*RECORDS PROVIDED*
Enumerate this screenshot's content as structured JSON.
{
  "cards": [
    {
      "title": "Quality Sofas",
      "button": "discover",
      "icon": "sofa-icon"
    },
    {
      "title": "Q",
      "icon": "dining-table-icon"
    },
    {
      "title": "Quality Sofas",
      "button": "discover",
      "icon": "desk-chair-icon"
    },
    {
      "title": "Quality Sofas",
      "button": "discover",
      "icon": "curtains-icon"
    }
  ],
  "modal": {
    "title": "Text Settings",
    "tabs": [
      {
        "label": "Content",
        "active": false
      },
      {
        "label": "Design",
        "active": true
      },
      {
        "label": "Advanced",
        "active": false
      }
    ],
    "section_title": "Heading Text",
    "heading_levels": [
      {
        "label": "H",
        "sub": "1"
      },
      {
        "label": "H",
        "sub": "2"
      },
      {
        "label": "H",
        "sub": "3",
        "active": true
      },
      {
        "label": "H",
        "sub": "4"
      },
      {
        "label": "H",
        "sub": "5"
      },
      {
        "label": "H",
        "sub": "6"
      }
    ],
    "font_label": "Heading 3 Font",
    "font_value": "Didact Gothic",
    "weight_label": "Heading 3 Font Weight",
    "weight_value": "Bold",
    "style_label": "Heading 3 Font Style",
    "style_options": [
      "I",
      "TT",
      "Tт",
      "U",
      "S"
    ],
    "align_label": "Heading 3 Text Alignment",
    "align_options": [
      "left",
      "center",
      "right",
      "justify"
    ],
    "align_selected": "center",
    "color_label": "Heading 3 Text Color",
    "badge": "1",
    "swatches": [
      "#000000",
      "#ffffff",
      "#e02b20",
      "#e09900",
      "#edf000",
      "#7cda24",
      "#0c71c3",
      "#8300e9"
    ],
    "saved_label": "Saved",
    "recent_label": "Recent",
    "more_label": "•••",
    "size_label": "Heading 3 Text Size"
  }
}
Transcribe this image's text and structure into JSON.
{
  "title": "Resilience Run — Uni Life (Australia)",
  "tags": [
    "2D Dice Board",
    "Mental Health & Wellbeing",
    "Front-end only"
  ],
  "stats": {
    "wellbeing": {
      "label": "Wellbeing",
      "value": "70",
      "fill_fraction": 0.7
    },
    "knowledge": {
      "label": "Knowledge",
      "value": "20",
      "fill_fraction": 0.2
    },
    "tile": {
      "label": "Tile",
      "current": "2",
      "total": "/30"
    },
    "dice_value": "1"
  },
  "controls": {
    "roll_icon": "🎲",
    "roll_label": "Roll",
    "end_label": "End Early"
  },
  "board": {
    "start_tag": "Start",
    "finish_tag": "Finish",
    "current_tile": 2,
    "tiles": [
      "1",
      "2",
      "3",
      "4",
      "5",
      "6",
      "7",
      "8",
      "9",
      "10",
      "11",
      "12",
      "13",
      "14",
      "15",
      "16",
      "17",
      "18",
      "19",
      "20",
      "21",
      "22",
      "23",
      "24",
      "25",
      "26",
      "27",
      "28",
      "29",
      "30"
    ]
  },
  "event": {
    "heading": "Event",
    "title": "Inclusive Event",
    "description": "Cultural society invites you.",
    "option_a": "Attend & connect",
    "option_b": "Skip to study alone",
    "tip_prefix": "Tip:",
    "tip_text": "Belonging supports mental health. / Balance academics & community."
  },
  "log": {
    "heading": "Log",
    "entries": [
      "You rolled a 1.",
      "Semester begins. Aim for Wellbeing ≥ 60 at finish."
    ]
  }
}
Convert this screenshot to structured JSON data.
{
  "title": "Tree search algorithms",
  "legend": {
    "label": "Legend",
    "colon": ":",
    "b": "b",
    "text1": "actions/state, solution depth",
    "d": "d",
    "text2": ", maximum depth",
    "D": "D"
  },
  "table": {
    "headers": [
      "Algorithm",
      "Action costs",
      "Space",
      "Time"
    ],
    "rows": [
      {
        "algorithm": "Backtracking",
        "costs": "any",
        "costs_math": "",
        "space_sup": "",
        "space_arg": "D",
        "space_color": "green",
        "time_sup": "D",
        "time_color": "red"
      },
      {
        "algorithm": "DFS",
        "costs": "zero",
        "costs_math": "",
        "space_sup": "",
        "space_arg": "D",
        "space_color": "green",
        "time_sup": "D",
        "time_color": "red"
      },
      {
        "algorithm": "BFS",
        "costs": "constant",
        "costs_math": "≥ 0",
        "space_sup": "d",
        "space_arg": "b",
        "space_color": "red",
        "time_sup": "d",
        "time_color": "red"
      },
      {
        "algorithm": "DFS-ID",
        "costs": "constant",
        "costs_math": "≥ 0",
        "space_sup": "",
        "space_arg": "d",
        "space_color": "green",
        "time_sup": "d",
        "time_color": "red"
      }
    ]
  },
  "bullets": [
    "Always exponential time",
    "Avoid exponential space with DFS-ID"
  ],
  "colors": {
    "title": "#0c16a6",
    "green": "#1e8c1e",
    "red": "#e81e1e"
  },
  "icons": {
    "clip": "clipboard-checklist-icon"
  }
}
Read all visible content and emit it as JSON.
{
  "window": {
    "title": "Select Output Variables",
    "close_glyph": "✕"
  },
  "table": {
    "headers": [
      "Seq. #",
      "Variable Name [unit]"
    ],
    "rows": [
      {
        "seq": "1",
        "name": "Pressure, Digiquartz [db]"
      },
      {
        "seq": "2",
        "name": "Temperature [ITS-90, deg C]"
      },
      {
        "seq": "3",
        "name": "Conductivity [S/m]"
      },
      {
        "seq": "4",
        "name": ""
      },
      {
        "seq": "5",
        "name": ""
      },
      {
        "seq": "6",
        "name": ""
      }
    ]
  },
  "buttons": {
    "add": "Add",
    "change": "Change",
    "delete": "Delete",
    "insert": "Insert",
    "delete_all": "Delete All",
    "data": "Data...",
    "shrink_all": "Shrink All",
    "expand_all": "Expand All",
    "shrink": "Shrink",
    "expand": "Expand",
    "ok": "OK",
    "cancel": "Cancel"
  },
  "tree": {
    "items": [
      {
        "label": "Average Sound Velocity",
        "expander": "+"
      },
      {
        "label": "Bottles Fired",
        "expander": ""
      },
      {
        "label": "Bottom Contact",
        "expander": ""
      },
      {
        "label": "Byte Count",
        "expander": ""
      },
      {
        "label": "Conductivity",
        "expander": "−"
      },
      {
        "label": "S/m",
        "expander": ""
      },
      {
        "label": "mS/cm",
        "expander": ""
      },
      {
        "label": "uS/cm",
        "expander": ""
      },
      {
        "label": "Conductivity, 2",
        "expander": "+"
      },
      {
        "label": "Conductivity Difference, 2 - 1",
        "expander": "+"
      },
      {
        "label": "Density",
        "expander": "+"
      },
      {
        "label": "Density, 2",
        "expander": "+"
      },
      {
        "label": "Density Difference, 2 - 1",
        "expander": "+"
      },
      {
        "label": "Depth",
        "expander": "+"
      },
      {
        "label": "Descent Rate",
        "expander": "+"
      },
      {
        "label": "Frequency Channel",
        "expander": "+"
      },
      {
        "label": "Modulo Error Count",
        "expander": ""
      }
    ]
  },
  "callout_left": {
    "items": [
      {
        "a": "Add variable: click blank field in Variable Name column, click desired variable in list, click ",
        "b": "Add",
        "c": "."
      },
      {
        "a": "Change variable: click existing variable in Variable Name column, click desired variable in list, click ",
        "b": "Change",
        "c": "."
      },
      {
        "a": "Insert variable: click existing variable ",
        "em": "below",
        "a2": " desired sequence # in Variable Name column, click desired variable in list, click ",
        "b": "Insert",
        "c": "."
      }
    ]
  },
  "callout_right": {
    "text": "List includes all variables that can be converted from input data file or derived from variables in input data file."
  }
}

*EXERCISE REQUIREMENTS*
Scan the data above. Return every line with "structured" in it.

*EXERCISE SOLUTION*
Enumerate this screenshot's content as structured JSON.
Convert this screenshot to structured JSON data.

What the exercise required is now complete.